COMMENT: Crunch time for Harry Kane. Crunch time for Tottenham. For his career. For his legacy. If ever there was one, England's captain is facing a crossroads this summer...
On paper, the argument is an easy one to make. Harry Kane is a Champions League player. A title winning player. He should be producing matchwinning performances at the Santiago Bernabeu and Allianz Arena - or at least be given that opportunity.
For his ability; for his record; Kane's reputation and profile deserves to be on a level of Neymar, Kylian Mbappe... even Leo Messi and Cristiano Ronaldo. No fair minded fan can reason that Kane's best days deserve to played out in the Eastern European haunts of the Europa League or scrapping for an away point in the hope of a fifth place finish in the Prem.
Two years ago. Even last summer. Kane could reason there was still time for Tottenham to get it together. But he turns 28 in July. A year on he'll be 29. If the move is going to be made, it will have to be this summer.
In past columns, we've argued Kane should stay put. The potential of this Spurs team - and this club - is enormous. But that potential is threatening not to be realised. And with time now catching up, Kane really is facing a watershed moment in his career.
But it isn't just the England captain who faces a looming juncture. Daniel Levy, the chairman, and the club's prime backer, Joe Lewis, are also facing a crunch summer. And how they react to the offseason market is sure to influence the thinking of their most prized asset.
In the club's favour, as much as some outside insist otherwise, is the presence of the manager. If Kane does decide to press on with Spurs next season, his relationship with Jose Mourinho will have gone a long way from dissuading him to seeking a move away. It's now common knowledge that Kane is 'all in' with Jose, the striker his most loyal - and vocal - ally in the dressing room. Indeed, for some around Spurs Lodge, no-one believes more in Mourinho's methods inside the club and boardroom than their No10.
Mourinho and Kane close as ever
And that's a bonus. Especially for Levy and Lewis. It buys them time. Time to get things right in the market. Spurs bought well in Mourinho's first summer transfer window as manager. Left-back was solved with Sergio Reguilon. The midfield was strengthened with Pierre-Emile Hojbjerg. But there remains gaps in this team. If Mourinho is to fulfil his brief and satisfy the ambitions of Kane and the demands of the board, then the spending of last year must be increased.

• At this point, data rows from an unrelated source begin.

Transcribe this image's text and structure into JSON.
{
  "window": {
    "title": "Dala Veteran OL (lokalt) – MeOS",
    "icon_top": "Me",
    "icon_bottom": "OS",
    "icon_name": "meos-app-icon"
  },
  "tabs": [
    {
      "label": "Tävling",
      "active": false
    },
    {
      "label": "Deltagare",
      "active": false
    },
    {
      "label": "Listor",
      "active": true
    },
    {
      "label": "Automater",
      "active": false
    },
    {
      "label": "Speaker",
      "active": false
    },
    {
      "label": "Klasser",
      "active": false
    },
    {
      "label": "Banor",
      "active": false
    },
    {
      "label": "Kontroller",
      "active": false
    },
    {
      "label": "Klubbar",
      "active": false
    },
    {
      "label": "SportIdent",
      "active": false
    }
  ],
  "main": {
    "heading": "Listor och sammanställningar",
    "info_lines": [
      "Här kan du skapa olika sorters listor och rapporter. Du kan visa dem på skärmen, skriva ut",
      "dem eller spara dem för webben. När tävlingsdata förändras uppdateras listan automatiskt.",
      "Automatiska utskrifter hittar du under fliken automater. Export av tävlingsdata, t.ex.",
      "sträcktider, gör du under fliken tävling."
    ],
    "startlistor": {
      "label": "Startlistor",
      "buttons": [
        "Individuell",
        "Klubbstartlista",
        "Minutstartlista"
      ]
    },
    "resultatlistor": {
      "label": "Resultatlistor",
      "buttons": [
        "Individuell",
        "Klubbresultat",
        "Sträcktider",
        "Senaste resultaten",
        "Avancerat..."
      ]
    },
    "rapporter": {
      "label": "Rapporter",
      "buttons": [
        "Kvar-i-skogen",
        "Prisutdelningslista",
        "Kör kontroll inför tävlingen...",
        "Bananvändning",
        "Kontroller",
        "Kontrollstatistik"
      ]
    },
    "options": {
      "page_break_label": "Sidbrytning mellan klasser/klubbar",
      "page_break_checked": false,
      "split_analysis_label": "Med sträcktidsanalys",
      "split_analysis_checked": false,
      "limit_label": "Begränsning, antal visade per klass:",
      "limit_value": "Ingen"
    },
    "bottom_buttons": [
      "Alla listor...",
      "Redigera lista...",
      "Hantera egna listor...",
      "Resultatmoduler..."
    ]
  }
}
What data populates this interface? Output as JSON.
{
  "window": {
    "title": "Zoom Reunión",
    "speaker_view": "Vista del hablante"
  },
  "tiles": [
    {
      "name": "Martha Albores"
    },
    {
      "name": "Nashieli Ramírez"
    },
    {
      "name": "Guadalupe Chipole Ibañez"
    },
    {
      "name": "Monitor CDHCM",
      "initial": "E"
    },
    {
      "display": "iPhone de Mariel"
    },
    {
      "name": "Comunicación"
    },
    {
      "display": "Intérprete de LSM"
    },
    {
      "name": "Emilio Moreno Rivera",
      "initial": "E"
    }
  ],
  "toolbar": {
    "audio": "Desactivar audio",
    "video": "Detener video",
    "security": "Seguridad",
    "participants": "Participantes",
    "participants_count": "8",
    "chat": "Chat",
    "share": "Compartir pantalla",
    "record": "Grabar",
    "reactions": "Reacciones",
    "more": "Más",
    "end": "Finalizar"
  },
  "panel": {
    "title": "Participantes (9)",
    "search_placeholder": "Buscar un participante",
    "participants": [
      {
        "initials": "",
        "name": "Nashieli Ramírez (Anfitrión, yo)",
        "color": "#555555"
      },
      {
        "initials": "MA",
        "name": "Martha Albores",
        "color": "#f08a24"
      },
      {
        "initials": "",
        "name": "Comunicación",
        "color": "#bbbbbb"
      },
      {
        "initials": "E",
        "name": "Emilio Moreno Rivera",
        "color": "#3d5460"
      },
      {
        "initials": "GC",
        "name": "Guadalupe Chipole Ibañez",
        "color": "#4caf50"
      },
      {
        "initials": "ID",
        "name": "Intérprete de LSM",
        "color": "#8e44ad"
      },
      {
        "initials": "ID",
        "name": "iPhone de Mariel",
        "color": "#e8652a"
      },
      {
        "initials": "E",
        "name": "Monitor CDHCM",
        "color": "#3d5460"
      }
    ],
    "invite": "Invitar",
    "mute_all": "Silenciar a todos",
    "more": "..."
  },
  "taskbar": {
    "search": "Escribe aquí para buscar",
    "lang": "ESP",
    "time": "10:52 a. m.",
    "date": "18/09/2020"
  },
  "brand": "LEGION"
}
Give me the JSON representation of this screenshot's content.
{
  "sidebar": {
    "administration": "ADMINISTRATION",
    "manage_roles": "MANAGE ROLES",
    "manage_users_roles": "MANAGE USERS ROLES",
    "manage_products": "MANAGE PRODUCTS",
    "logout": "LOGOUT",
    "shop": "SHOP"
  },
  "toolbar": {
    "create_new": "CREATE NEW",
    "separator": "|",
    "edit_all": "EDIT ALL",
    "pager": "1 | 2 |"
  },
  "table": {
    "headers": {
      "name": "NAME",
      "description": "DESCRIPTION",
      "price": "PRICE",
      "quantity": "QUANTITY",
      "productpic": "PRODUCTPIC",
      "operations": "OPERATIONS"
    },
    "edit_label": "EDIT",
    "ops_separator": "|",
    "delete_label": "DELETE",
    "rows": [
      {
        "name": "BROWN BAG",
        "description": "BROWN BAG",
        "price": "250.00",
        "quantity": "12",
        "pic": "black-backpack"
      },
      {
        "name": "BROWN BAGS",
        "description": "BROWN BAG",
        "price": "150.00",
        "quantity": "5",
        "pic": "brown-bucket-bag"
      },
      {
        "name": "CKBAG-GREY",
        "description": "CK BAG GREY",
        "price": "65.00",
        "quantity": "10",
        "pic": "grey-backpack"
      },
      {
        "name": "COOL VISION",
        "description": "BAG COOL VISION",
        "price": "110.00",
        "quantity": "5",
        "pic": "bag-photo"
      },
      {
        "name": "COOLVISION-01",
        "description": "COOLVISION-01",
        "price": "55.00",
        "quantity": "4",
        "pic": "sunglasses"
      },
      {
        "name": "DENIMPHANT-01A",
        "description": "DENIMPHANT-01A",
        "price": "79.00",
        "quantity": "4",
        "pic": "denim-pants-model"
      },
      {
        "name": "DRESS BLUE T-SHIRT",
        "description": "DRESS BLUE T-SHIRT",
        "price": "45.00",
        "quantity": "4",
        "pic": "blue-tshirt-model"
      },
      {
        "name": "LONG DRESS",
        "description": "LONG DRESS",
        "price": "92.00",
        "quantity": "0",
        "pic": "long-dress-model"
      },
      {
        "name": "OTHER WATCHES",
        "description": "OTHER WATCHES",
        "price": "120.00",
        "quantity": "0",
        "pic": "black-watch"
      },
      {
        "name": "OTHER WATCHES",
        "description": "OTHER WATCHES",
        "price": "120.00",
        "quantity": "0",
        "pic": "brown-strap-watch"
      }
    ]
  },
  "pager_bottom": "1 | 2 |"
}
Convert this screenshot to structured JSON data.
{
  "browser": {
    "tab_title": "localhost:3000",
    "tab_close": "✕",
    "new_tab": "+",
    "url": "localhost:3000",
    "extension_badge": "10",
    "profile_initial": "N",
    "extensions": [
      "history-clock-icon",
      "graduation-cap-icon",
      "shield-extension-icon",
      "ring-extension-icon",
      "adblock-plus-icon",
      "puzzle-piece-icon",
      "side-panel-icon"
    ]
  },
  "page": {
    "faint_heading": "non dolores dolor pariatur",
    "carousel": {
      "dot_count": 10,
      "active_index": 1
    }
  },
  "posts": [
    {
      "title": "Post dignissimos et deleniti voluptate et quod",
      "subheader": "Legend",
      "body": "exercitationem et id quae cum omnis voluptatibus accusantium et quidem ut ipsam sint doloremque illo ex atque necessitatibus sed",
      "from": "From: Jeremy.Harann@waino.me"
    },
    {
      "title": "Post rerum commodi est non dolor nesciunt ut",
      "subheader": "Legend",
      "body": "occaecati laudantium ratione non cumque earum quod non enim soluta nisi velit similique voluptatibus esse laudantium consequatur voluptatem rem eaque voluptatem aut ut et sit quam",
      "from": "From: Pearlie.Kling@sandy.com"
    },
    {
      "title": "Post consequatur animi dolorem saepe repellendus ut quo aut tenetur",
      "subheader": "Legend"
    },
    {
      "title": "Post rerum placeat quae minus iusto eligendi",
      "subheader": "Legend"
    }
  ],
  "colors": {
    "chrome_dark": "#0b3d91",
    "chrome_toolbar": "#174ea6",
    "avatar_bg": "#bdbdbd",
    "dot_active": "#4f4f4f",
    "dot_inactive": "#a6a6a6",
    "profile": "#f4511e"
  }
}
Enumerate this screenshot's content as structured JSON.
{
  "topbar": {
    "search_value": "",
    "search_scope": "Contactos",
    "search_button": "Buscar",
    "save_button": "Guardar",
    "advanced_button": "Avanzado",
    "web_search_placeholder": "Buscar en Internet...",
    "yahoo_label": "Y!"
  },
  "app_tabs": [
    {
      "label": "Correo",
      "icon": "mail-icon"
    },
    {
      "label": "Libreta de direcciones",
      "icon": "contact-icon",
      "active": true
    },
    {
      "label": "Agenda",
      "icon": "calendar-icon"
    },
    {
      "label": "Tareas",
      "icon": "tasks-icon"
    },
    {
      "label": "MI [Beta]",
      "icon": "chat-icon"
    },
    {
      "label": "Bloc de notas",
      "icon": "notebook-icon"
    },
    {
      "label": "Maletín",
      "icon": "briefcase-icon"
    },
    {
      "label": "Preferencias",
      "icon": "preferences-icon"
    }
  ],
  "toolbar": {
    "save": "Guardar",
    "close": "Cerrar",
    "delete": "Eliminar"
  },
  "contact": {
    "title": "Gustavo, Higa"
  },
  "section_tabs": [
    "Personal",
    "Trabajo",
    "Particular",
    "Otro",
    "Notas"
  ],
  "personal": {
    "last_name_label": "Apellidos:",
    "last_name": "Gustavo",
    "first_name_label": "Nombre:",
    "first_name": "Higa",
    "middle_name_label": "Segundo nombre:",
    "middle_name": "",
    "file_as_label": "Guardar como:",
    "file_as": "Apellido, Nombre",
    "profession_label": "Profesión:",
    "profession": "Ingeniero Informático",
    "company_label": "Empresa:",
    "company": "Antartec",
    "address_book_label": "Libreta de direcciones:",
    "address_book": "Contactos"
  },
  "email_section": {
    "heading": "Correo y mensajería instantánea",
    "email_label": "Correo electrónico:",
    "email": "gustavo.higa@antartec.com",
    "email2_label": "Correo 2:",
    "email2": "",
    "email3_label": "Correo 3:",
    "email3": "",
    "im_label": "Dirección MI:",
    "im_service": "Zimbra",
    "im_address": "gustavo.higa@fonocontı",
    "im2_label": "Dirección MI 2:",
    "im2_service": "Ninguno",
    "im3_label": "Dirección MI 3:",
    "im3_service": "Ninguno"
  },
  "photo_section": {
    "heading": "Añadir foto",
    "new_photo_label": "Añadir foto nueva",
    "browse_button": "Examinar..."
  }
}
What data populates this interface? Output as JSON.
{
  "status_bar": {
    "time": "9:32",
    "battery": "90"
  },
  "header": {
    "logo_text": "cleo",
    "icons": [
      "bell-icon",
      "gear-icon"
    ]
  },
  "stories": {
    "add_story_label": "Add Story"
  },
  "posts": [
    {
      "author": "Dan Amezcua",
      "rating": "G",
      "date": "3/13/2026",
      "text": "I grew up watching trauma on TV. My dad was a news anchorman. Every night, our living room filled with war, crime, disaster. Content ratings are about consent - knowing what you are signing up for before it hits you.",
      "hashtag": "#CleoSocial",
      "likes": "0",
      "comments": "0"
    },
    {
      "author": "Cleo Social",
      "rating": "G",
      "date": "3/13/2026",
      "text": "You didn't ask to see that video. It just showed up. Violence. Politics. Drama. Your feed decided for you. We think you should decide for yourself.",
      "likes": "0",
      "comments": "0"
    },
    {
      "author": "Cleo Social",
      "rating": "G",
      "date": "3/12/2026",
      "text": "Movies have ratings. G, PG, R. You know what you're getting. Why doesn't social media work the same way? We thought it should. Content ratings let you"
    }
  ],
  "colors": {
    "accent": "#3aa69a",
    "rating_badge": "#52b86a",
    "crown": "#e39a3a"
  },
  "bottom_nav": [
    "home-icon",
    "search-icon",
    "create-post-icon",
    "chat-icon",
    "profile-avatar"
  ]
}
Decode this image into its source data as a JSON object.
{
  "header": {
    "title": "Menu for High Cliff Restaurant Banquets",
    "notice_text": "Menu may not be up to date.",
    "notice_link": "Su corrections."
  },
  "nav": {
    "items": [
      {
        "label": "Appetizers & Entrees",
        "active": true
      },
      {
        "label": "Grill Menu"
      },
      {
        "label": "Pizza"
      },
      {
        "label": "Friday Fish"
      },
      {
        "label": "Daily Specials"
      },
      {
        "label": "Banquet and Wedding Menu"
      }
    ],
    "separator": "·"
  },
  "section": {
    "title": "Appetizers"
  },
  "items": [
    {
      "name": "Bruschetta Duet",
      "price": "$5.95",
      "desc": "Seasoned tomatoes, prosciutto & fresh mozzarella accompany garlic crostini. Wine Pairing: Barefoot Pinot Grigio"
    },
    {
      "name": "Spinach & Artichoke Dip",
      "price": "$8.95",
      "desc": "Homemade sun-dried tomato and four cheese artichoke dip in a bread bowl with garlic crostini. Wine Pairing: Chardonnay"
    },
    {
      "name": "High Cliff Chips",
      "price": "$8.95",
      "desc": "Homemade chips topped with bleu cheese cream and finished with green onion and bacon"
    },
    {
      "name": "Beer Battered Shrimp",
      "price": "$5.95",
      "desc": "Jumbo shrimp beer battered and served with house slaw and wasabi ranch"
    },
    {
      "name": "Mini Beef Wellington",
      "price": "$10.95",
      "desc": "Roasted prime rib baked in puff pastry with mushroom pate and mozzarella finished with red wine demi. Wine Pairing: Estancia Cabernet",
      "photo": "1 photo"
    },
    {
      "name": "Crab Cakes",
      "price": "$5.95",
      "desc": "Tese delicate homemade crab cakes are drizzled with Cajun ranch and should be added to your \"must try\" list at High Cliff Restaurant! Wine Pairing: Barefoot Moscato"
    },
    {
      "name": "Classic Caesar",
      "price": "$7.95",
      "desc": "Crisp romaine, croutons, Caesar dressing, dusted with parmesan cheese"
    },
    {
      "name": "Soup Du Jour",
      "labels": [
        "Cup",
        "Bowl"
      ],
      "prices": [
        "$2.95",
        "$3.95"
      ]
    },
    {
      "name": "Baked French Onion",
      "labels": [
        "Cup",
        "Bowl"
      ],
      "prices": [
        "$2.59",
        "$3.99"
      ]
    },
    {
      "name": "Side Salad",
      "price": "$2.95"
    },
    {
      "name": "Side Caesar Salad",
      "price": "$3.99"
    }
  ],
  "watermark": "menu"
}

The PR can roll out what it wants, but Mourinho wasn't hired by Levy to build and develop a team. He's not at Spurs to bring through academy talent. To look to the long-term. He's there to win. Mourinho's brief was effectively to break the cycle of courageous defeats and near misses. But the only way he can satisfy that demand is if Lewis dips into his pocket and goes the extra mile this summer. Mourinho needs readymade players - and significantly, so does Levy if he wants Kane to stick around.
For as much as he's a supporter of his manager inside the dressing room, Kane's crossroads moment also works for Mourinho when it comes to the board room. If he is to get the players he wants. If he is to convince Levy and Lewis to shell out more than usual. Then there can be no greater argument than what it would do for Kane's plans to suddenly see seasoned, ready-to-roll matchwinners walking through the gates at Spurs Lodge this summer.
As much as it is easy to explain why Kane should quit his formative club. It can be just as easy to argue why he should stay if Levy delivers on Mourinho's 'A' list of transfer targets ahead of next season. Just think Gareth Bale, without the need for the months of rehab and recovery...
Indeed, just as an aside, Mourinho didn't deserve that this week. For all the barbs he's taken. For all the shots fired in his direction. All aimed at how he's managed Bale through this season. Building up his self-belief. Working through his fitness issues. The constant doubts around how Mourinho and his staff were handling the attacker. Then, just as we're seeing him back to his best, Bale - away from London and away from Spurs - declares all that work will see him return to parent club Real Madrid in June.
"Going into the Euros I wanted to get match fitness," said the Wales captain. "The original plan was to do a season at Spurs. My plan is to go back."
Mourinho didn't deserve that. Nor his staff. Nor Spurs. Bale should've kept those thoughts behind closed doors. Confirming that this is just a fleeting thing does no-one any favours.
The manager and his backroom team deserve great credit for reviving Bale's form. But, if Bale sticks to what he claimed this week, Spurs won't see the long-term benefits.
It's just another hole that now needs to be plugged. Another doubt raised in Kane's mind about how this Spurs team will look come the start of next season. And the only way to ease those concerns is by a show of ambition from the board.
For Kane. For Spurs. This summer is looming as a watershed moment. If ever there was one, both Kane and those handling the purse strings are facing a crossroads.